▶ **WHAT THIS TASK INVOLVES**
Gather, from the data below, each line in which the word "переклади" occurs.

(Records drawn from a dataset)
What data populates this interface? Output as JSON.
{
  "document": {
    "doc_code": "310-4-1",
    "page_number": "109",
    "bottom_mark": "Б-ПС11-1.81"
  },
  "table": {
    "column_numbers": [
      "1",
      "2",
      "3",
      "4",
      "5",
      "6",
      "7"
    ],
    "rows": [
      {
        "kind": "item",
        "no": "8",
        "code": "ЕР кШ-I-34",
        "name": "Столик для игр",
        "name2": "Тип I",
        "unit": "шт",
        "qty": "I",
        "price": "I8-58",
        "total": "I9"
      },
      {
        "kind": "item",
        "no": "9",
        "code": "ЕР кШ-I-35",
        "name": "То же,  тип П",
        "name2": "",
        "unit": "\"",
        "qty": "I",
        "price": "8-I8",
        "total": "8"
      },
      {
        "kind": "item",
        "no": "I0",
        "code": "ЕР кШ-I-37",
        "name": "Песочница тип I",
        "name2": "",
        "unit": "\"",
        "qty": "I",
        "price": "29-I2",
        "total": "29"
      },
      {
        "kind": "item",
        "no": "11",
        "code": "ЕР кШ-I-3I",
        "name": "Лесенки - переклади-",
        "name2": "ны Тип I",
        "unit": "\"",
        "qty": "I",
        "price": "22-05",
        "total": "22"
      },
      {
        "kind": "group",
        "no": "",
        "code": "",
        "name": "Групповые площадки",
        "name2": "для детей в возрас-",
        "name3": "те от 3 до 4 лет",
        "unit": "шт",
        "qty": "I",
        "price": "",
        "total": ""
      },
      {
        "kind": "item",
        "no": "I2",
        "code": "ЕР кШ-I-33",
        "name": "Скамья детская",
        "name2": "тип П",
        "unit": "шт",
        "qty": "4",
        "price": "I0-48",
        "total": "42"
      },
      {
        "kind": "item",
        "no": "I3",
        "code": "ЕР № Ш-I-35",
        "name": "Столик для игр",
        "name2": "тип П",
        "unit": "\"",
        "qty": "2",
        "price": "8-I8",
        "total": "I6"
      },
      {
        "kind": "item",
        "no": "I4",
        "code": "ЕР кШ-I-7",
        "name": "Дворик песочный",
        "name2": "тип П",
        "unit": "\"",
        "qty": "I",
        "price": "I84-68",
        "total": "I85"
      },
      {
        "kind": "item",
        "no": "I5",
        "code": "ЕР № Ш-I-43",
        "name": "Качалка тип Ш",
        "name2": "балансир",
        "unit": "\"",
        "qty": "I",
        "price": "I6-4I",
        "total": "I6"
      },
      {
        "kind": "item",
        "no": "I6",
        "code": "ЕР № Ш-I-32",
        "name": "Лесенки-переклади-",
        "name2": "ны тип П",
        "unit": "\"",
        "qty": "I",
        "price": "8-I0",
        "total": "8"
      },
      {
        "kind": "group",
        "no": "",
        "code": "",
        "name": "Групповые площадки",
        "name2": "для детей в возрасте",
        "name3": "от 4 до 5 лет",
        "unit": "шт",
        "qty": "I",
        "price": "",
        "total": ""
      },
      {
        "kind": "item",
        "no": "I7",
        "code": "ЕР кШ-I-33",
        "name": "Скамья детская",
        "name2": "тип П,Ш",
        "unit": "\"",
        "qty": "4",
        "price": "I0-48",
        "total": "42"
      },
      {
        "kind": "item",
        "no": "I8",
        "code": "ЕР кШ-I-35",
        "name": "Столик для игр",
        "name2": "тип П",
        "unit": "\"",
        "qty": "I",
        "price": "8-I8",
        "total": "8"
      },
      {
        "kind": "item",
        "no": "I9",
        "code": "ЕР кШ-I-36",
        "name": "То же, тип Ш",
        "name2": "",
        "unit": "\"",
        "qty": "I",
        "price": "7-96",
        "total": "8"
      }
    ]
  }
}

▶ **SOLUTION TO THIS TASK**
        "name": "Лесенки - переклади-",
        "name": "Лесенки-переклади-",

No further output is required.